Nearly 40 schools in nine Pierce County school districts have been named to the state’s list of struggling schools – and a list of struggling but improving schools – using a measure known as Annual Measurable Objectives (AMOs).
The nine Pierce County school districts named Thursday are Bethel, Clover Park, Eatonville, Fife, Franklin Pierce, Peninsula, Puyallup, Sumner and Tacoma.
Last year was the first time AMOs were reported. Under a federal waiver granted to Washington and other states, they replace measurements that were known as Annual Yearly Progress (AYP), designated under the federal No Child Left Behind Act.
AMOs are unique yearly targets in reading and math for each subgroup, school and school district in the state. They are derived by calculating “proficiency gaps” for all students and for 10 subgroups of students. Subgroups include students in special education, English language learners and racial groups.
The gap is the percentage-point difference between a group’s level of proficiency on state tests in the baseline year of 2011, and 100 percent proficiency. The federal waiver requires the state to cut proficiency gaps in half for all students, and all subgroups, by 2017.
For example, if a school starts with 60 percent of its white students meeting standard in 2011, then that subgroup would need 80 percent meeting standard by 2017. Only subgroups that have at least 20 students in a school are reported.
Possible federal penalties if a school does not meet its overall target in 2017 remain to be determined.
“The 2017 targets are realistic expectations for schools and subgroups, but they aren’t the end goals,” state Superintendent of Public Instruction Randy Dorn said in a news release Thursday. “It’s important that all students reach their full potential and we will not stop working to ensure that happens.”
Josh Garcia, deputy superintendent for Tacoma Public Schools, said that while AMOs are one measure, they do not gauge academic growth for specific students or groups of students. For example, last year’s seventh graders are compared to the previous year’s seventh graders.
“These are different groups of kids every year,” he said. “It doesn’t tell us if individual kids are learning at a higher rate.”
Tacoma, Pierce County’s biggest school district, has 15 schools on the list announced Thursday. Garcia said results in Tacoma reflect statewide trends.
He said Tacoma is working to reverse those trends with several initiatives:
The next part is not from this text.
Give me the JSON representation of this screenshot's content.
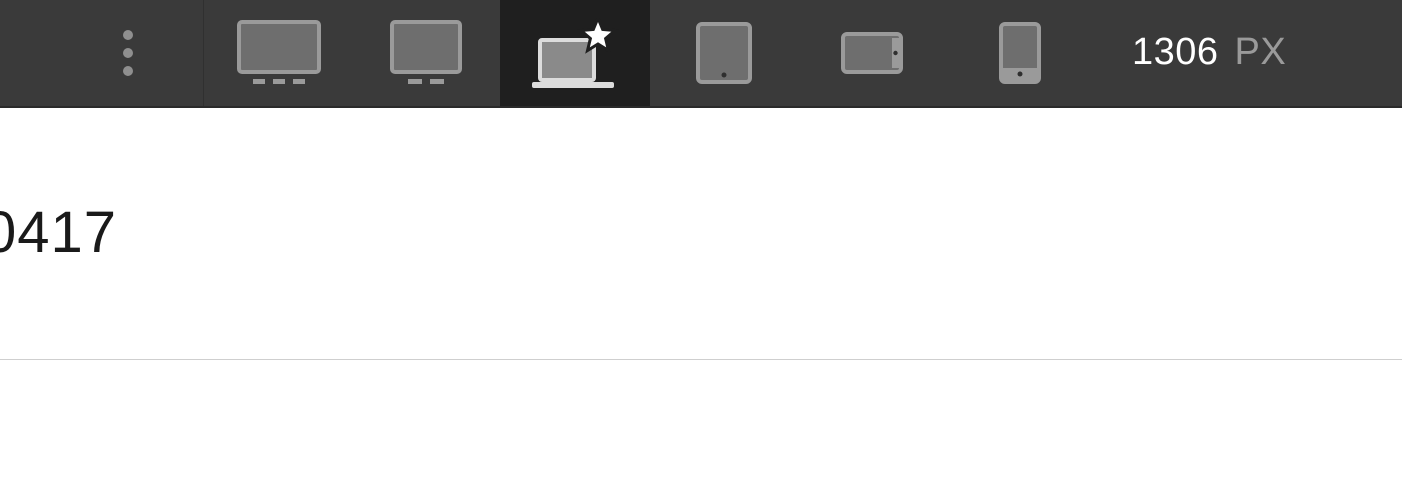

The district has opened more preschools in an effort to give low-income students and kids with special needs a boost before kindergarten; elementary schools are using report cards designed to show parents where specific learning gaps occur; and every school has been assigned an academic coach to help teachers.
Here is a link to find your district or school: reportcard.ospi.k12.wa.us/AMO.aspx?year=2012-13